Go over the data and keep only the lines that include "existed".

━━━━━━━━━━━━━━━━━━━━━━━━━━━━━━

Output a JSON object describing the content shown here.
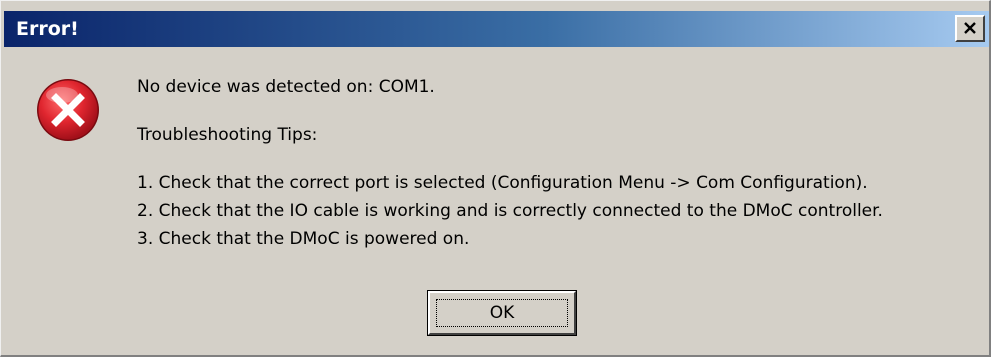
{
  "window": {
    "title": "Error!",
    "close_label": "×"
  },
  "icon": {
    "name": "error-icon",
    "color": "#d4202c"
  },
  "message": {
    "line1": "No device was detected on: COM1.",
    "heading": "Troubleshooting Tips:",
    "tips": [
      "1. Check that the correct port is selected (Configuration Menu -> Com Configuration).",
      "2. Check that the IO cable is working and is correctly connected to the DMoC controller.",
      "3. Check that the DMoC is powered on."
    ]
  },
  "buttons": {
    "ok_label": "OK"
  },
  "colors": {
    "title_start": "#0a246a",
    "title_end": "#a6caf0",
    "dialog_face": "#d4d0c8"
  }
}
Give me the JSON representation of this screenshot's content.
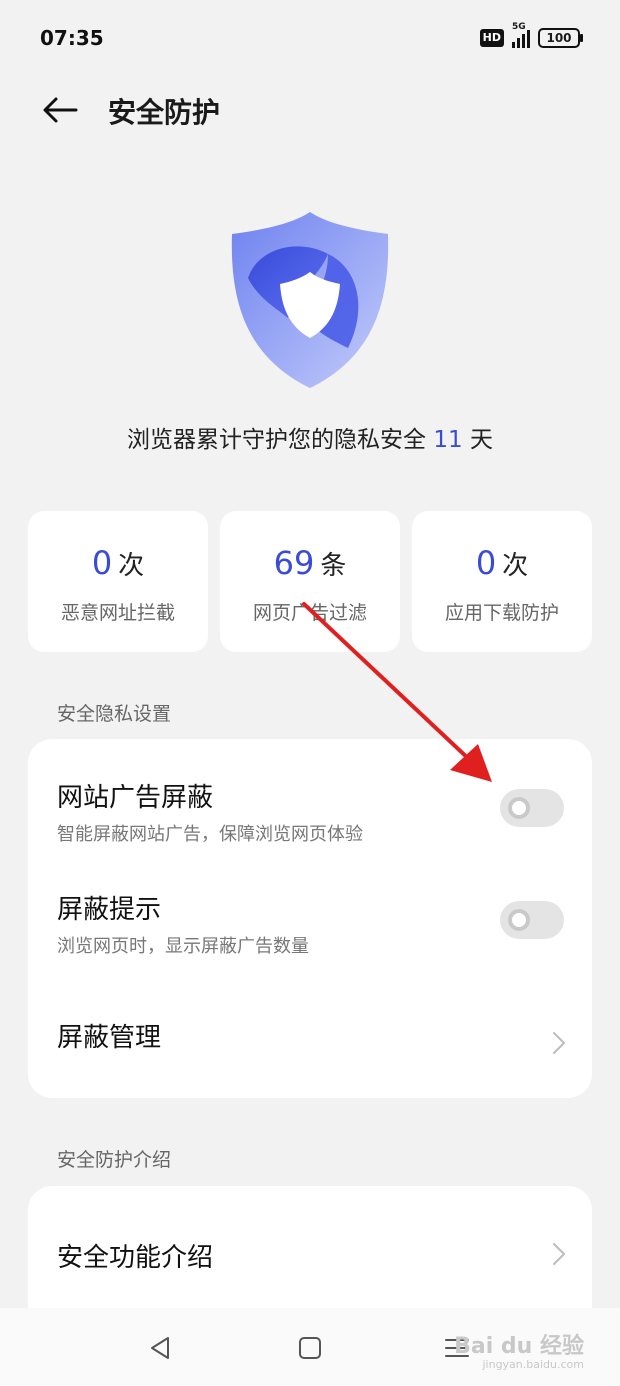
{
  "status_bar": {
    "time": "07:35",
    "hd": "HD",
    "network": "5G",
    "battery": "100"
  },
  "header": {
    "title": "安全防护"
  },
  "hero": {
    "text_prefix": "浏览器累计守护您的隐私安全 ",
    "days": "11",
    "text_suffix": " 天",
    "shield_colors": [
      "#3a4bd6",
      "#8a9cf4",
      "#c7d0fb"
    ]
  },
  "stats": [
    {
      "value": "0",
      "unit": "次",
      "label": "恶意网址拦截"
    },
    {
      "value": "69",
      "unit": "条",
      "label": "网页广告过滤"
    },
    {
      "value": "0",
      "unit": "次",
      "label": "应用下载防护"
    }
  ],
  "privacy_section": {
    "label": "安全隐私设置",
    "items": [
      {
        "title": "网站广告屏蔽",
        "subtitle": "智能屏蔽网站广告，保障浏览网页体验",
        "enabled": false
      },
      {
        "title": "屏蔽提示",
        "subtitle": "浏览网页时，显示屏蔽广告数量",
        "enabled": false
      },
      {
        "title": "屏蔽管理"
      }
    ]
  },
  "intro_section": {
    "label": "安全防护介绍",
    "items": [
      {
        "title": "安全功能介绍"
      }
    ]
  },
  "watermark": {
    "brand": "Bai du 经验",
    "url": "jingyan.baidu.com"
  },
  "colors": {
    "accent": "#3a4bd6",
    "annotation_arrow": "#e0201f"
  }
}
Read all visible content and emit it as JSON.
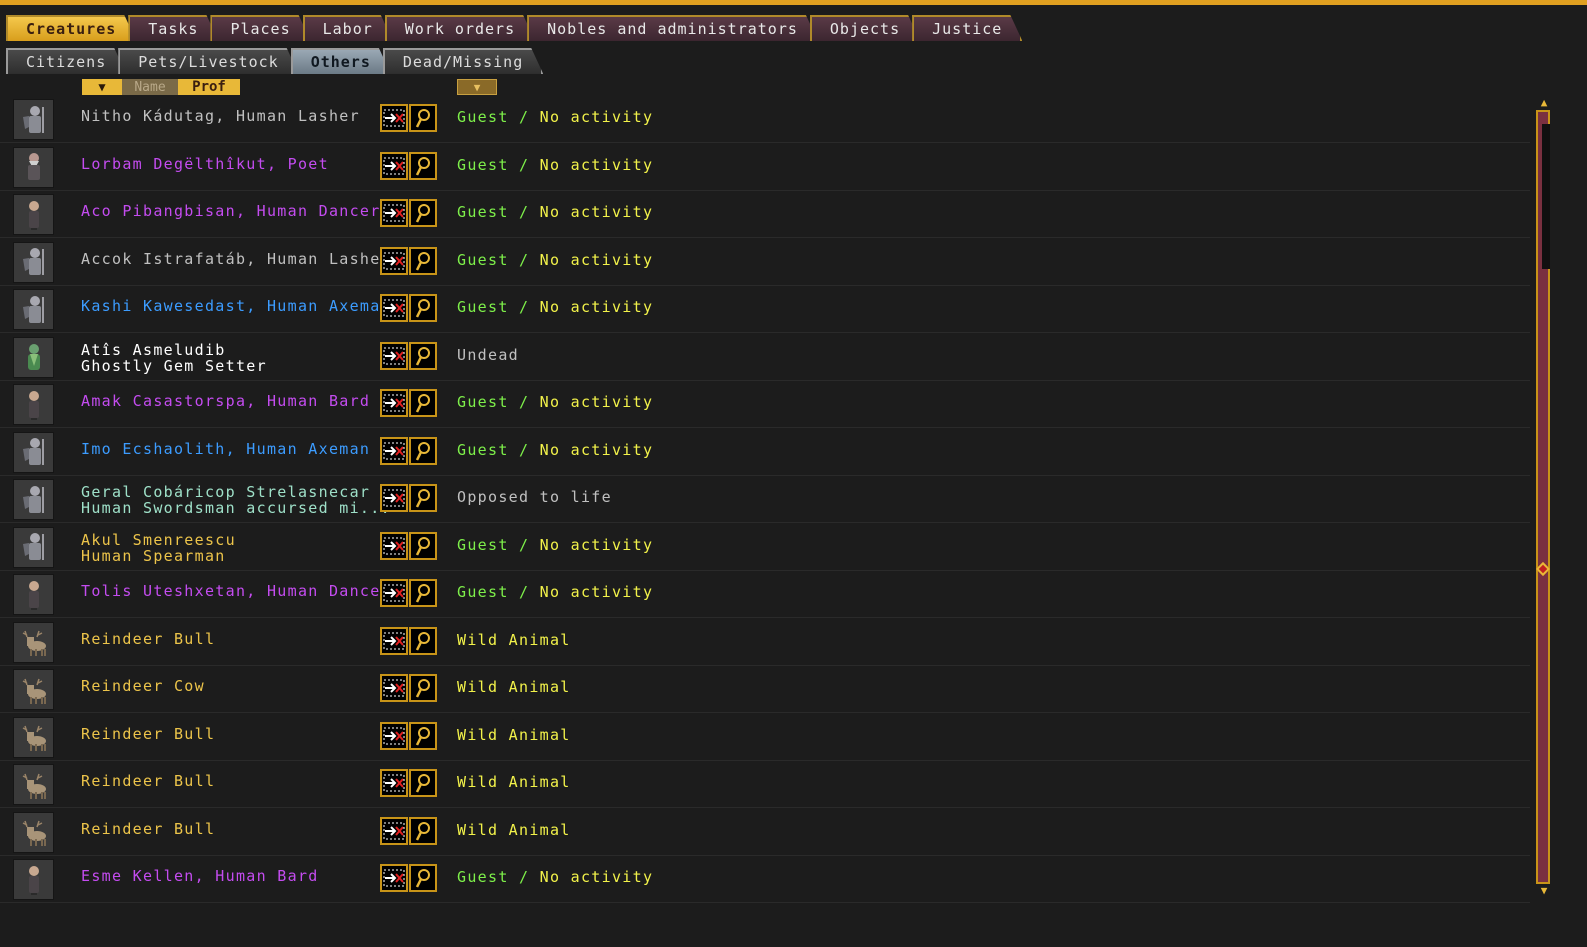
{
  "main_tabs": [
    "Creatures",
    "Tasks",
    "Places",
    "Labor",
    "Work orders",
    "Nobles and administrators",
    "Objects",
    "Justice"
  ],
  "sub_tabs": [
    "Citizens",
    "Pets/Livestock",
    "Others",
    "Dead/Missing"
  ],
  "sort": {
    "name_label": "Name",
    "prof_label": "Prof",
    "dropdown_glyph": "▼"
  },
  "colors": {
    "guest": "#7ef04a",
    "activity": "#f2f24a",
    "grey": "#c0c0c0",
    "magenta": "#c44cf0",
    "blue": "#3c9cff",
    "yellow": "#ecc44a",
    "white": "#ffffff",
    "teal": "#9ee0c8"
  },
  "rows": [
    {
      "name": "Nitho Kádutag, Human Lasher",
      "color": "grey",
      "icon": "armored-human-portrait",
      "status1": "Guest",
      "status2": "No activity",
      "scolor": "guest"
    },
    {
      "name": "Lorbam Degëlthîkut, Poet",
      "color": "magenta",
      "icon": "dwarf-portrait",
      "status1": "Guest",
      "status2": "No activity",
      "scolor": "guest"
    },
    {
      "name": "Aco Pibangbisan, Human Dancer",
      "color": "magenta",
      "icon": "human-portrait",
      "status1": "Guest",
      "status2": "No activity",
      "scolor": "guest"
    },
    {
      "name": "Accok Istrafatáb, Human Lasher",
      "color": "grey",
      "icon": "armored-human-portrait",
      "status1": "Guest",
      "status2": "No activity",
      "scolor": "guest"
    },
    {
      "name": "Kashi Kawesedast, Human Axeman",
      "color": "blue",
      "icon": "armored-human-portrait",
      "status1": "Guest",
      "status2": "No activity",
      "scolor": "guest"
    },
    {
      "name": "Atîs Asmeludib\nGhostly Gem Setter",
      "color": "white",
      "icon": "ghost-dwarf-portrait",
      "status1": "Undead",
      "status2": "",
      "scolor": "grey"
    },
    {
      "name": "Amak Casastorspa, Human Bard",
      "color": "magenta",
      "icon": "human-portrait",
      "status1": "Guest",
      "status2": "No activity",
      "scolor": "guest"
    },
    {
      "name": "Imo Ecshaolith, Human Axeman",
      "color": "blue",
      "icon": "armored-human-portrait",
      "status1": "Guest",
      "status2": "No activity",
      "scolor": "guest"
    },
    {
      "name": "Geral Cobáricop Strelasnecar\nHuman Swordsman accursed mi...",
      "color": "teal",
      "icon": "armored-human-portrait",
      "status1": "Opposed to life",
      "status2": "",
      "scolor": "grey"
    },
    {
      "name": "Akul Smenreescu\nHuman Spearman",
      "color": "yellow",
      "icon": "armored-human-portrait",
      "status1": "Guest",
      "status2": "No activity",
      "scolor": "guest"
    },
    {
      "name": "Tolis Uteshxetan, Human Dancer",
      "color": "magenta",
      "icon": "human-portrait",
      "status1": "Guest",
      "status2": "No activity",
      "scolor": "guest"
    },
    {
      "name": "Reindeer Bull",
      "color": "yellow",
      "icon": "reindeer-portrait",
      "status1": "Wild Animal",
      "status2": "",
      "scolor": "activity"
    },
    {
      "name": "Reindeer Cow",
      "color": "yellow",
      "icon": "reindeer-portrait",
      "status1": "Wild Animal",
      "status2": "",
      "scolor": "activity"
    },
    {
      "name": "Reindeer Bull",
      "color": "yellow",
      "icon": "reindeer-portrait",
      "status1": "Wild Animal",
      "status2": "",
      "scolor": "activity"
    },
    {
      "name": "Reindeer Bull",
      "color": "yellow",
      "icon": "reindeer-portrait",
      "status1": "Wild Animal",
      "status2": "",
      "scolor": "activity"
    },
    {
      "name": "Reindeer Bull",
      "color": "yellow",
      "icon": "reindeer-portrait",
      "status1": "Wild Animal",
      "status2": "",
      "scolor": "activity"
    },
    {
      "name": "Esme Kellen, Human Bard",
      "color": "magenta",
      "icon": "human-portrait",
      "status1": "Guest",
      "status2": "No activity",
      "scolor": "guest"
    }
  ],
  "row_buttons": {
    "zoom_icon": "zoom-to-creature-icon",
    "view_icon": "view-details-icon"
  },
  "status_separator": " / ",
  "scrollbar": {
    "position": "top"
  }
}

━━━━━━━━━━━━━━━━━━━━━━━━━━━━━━

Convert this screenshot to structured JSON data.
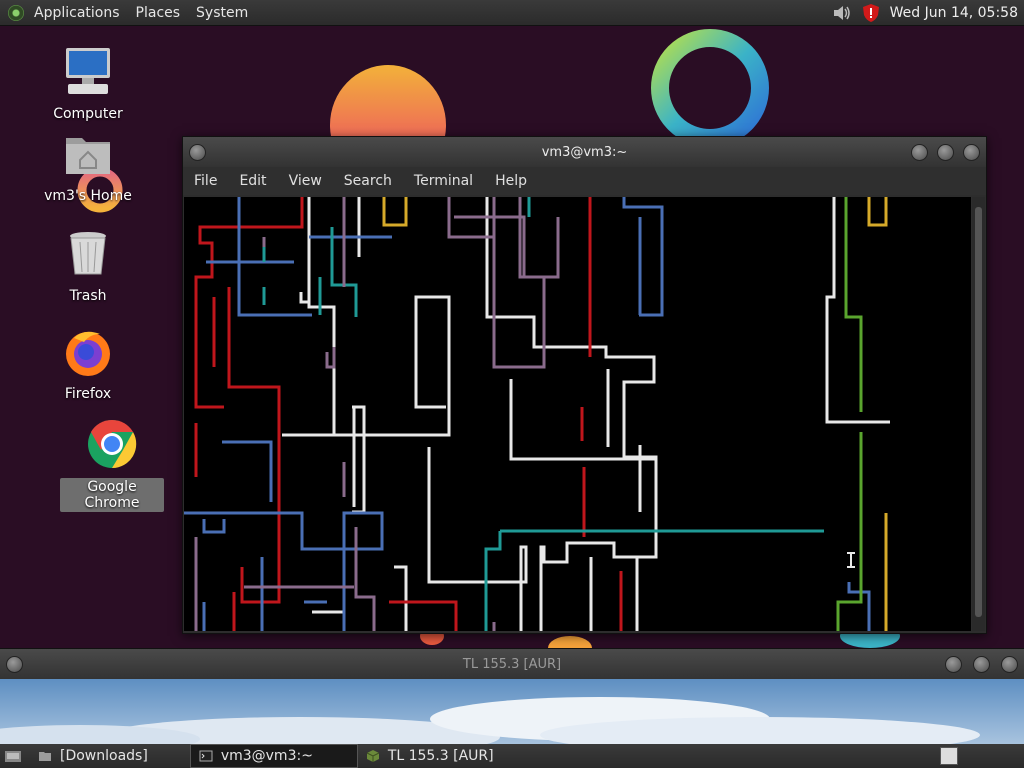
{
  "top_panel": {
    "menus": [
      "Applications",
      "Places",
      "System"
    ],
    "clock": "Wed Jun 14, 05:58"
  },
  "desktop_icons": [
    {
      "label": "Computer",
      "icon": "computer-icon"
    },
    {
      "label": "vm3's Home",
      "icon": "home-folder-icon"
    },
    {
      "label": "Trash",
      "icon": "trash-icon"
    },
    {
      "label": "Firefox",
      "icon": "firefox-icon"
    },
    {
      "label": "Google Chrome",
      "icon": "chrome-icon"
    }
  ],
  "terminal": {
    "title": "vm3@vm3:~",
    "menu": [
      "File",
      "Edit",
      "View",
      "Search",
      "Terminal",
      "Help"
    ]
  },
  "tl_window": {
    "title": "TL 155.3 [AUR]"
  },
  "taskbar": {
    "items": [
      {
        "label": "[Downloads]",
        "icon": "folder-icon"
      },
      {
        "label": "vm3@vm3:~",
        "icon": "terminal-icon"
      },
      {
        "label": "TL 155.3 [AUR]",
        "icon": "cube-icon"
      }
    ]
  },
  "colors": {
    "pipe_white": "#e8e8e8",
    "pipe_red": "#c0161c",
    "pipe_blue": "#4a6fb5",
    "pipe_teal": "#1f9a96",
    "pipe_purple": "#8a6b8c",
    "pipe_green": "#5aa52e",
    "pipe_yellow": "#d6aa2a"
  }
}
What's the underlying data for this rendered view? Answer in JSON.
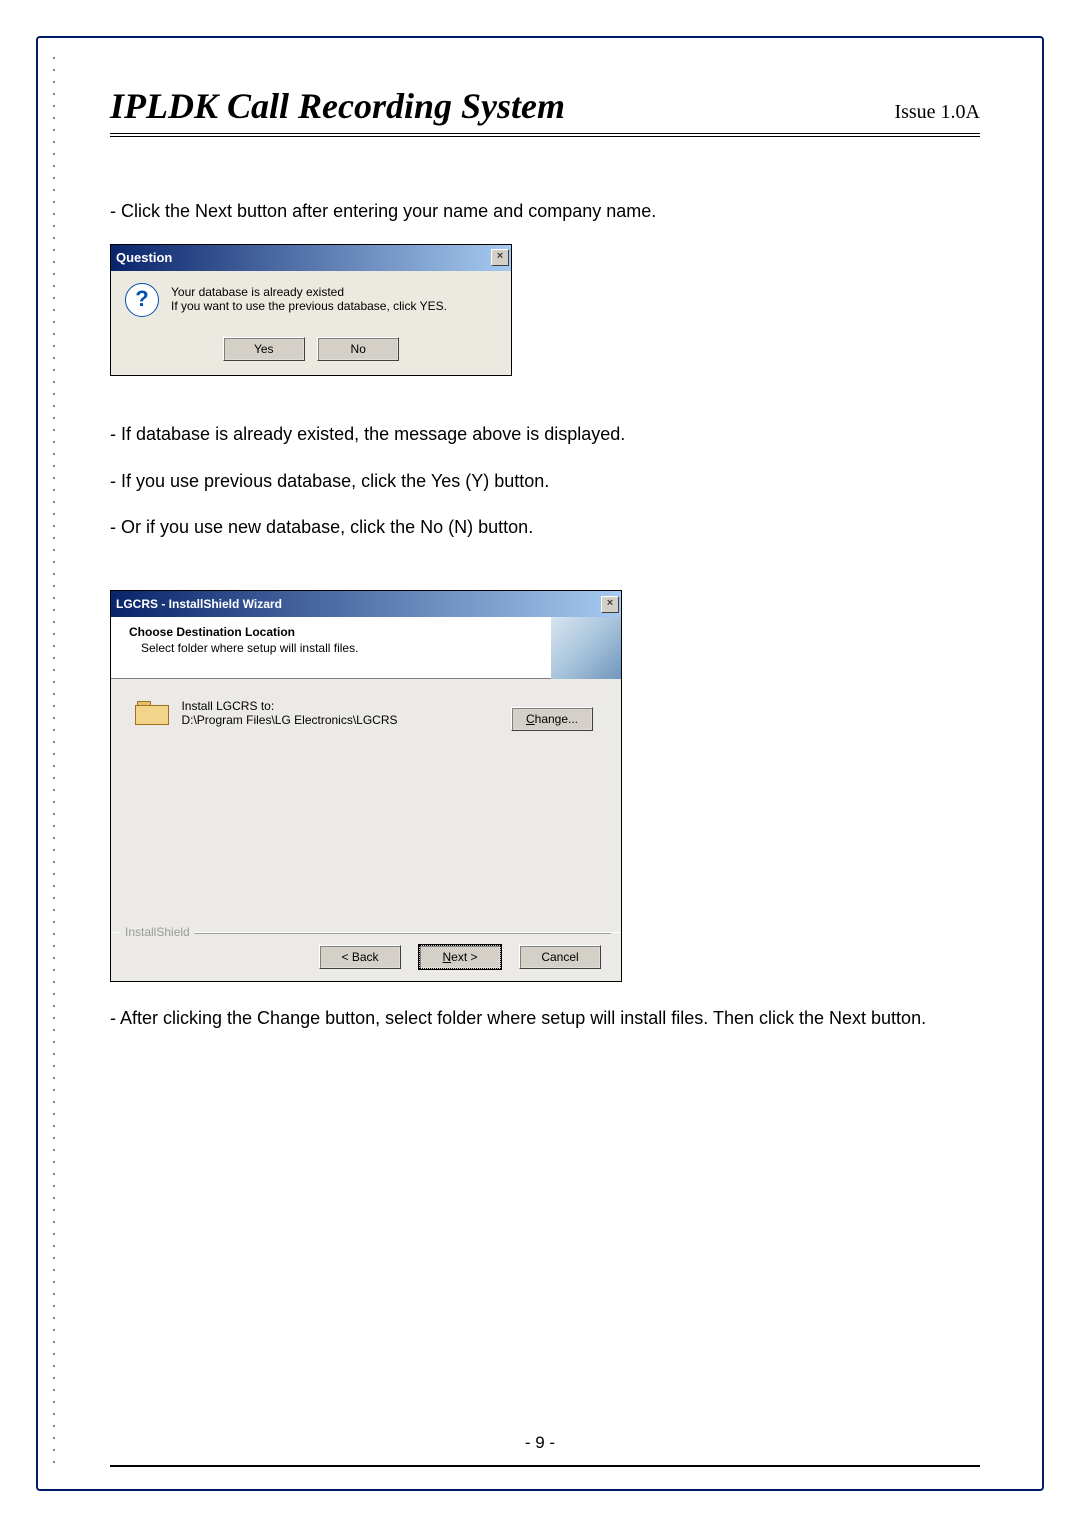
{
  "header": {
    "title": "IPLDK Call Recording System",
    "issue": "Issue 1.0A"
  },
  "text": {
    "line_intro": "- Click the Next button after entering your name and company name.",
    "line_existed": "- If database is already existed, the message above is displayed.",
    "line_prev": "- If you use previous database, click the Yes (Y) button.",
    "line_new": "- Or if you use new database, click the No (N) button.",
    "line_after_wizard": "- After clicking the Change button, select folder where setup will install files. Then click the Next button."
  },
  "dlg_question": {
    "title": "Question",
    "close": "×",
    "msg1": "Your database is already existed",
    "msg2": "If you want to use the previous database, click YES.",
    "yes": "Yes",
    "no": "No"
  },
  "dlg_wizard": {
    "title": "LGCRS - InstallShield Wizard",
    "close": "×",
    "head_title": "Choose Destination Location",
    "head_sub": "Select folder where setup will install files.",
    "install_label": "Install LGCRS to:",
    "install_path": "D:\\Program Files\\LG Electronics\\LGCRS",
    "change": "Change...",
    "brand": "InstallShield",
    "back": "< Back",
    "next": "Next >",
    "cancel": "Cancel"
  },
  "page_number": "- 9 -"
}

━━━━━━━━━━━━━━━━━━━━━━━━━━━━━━

ANSWER TO THIS PROBLEM:
    "line_existed": "- If database is already existed, the message above is displayed.",
    "msg1": "Your database is already existed",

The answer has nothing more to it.